- SUPPORT TEACHERS AS PROFESSIONALS – The school board so far refuses to give your school’s teachers, paraprofessionals, and others a fair contract.
- STOP CHARTER EXPANSIONS, turn-arounds, and school closings.
[Public schools] constitute 69 percent of all Chicago schools, but they have received less than 48 percent of...money for building maintenance, repair, and upgrading. In revealing contrast, nine selective-enrollment high schools (charter and magnet) that make up 1 percent of the total number of schools got 24 percent of the money spent on school construction projects...
A quarter of the [public elementary] schools have no libraries, 40 percent have neither either art nor music instruction, while many others must choose one or the other but can’t get both.
Mayor Emanuel sends his children to the private Chicago Lab School—where all of these “extras” are available.
...it really boils down to the fact that we spend $600-some billion a year, the federal government, on education, and the corporations want it. That’s what’s happening. And that comes through charter schools. It comes through standardized testing. And it comes through breaking teachers’ unions and essentially hiring temp workers, people who have very little skills. This is what Teach for America is about. They teach by rote, and they earn nothing. There’s no career. I mean, there’s quite a difference between teaching people what to think and teaching people how to think. And corporate forces want to teach people what to think. It’s a kind of classism. People get slotted. It’s vocational. And so, I see what’s happening in Chicago as, you know, one of the kind of seminal uprisings of our age. And if they don’t succeed, we’re all in deep trouble.
For Tuesday, September 11, 2012 at 9:00 AM
Education historian, Diane Ravitch, joins Kathleen Dunn to discuss the teacher strike in Chicago.
Guest: Diane Ravitch, historian of education, educational policy analyst, research professor, Steinhardt School of Culture, Education, and Human Development, New York University. Former U.S. Assistant Secretary of Education.

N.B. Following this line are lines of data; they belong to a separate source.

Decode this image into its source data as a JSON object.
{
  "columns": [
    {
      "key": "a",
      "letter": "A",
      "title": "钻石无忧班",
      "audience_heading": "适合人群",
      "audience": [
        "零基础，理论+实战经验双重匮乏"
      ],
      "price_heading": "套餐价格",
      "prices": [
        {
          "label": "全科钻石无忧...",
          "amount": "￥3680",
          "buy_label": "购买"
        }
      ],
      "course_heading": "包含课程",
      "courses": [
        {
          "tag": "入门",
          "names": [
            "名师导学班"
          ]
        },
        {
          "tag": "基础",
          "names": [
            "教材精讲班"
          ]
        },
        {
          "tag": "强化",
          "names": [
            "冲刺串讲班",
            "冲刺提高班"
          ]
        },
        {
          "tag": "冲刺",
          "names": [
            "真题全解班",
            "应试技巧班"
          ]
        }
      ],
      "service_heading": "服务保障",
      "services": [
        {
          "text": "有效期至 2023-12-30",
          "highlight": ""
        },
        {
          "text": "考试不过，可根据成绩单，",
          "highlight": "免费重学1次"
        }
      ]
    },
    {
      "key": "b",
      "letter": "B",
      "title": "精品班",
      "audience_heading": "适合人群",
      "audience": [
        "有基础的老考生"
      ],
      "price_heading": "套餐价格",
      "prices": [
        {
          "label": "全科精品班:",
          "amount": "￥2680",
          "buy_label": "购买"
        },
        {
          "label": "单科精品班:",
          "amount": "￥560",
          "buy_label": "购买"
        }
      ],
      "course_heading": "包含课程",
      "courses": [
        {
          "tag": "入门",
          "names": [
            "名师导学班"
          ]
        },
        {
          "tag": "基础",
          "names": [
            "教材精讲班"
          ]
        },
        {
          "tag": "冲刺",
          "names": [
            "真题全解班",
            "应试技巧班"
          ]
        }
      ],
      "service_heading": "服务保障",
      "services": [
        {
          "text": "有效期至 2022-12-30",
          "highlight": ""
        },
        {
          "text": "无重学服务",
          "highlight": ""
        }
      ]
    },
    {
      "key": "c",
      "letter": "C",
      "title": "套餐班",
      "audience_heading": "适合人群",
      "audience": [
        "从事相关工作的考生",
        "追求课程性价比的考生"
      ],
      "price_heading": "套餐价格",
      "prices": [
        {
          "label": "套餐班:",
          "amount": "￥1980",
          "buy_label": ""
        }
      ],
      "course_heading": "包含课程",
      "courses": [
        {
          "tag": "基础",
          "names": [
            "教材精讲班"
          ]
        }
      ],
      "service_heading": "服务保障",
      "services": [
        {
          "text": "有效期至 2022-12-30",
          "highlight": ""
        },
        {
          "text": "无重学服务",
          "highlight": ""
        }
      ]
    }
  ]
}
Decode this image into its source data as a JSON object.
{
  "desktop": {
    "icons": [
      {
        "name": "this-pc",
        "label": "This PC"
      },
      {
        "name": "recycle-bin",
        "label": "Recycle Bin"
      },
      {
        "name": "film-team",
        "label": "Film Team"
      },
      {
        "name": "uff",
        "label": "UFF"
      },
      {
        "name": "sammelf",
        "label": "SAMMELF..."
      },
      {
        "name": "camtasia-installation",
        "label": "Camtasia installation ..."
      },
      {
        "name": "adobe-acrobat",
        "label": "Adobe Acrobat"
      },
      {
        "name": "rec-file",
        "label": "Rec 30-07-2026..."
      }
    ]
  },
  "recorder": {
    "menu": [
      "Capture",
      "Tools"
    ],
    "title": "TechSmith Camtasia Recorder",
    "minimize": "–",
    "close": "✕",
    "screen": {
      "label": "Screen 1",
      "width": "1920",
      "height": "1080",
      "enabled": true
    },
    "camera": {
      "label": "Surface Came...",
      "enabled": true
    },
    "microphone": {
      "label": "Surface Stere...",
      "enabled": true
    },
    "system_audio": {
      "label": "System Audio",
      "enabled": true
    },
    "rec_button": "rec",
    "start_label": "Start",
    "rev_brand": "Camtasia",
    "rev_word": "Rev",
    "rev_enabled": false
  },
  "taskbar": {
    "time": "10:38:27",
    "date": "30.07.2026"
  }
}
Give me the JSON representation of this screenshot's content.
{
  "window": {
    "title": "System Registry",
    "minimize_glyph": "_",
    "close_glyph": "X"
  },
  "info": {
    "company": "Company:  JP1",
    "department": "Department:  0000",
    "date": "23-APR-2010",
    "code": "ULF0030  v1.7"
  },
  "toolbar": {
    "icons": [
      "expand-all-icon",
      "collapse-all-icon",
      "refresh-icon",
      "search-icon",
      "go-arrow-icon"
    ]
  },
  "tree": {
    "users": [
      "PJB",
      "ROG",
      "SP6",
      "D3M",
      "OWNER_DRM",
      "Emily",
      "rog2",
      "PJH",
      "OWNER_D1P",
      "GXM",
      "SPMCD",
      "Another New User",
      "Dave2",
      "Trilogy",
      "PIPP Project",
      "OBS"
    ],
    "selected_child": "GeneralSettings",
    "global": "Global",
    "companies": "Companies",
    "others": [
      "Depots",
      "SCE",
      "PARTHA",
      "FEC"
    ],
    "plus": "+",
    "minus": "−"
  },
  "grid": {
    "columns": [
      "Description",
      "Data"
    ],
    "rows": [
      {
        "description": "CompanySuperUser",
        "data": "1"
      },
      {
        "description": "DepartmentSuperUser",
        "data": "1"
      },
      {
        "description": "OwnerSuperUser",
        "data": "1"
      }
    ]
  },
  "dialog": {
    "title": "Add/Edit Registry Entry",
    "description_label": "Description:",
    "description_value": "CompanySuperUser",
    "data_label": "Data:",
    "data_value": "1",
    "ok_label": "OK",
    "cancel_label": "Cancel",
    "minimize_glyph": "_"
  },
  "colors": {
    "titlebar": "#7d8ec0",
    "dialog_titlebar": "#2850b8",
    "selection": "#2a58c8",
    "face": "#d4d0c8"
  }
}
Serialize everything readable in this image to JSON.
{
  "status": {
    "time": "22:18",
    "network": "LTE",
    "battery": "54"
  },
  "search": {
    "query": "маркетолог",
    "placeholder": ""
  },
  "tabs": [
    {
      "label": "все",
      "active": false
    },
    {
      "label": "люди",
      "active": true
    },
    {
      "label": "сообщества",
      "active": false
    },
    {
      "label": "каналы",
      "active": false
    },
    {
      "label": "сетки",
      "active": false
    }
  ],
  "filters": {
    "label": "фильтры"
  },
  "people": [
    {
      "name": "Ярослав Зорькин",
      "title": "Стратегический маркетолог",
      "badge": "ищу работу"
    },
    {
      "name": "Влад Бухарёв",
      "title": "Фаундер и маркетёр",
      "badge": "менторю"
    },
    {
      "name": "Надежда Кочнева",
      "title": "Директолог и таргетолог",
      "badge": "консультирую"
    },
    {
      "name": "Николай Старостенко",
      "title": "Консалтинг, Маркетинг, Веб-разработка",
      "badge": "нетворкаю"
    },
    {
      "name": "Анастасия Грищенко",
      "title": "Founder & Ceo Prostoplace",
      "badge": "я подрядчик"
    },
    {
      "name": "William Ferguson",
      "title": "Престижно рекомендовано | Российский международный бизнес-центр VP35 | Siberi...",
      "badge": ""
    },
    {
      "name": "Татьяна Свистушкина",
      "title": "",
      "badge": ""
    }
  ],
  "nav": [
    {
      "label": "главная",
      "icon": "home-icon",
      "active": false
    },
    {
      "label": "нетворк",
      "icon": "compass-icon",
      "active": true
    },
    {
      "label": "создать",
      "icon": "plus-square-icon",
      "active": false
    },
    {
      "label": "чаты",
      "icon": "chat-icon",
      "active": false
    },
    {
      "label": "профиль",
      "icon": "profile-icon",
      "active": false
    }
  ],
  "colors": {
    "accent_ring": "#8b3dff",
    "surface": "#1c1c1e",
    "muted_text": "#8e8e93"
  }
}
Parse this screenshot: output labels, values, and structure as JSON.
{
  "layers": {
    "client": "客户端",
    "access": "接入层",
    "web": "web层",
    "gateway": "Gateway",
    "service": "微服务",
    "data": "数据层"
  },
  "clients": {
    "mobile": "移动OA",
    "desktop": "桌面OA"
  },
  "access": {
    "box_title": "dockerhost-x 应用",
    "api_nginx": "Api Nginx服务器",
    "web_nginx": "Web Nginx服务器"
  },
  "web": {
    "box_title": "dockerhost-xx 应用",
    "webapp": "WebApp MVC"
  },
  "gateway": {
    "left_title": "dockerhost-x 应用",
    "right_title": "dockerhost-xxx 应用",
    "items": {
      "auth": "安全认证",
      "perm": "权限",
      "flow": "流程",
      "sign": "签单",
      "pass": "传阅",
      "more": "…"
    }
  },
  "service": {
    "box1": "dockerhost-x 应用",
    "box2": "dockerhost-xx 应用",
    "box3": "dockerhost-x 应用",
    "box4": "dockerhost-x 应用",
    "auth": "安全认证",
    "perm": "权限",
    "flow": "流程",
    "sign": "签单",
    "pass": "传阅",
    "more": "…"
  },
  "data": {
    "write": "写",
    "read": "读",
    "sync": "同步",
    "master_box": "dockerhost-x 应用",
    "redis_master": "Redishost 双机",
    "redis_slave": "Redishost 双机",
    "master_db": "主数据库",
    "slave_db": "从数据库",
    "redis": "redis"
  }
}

Neither Indiana State Teachers Association President Nate Schnellenberger nor Indiana Federation of Teachers President Rick Muir have been closely following the Chicago negotiations, but both say there are similarities regarding concerns about teacher evaluations.
"I personally applaud them for standing up on these issues," Muir said.
Unlike its portrayal as a selfish bully in the 1% Chicago Tribune, the CORE-led CTU has been a partner to community groups fighting for quality public education. Now, hostile contract negotiations have opened a window for the union to elevate the anti-privatization fight to a national level.
As former CPS CEO Arne Duncan continues to spread the hollow gospel of corporate reform as the nation's secretary of education, and as his predecessor Paul Vallas preaches the same throughout South America, it's about time that Chicago, the birthplace of this failed faith, denounces it publicly.
...a lot of the education policy in this country comes from the top, from people that have little or no experience in a classroom, little or no experience in the low-income communities that are disproportionately affected by these reforms. And it was moving to see Chicago united behind the teachers, that are, you know, not just fighting for themselves, but they’re fighting for their students. And that’s something that a lot of people in Chicago and around the country are—have been waiting for and are really prepared to get behind.
...They are fighting the most powerful forces in the country that have an agenda of privatization of school closings, of increasing testing. But [the Chicago Teachers Union] is something to be reckoned with.
Chicago teachers are taking on the education agenda of the one percent, and that means they're taking a beating in the media. But a new poll shows that it would be a mistake to take negative headlines and criticism from pundits and politicians as representative of what Chicago voters think. It turns out that 47 percent support the strike, with 39 percent opposed.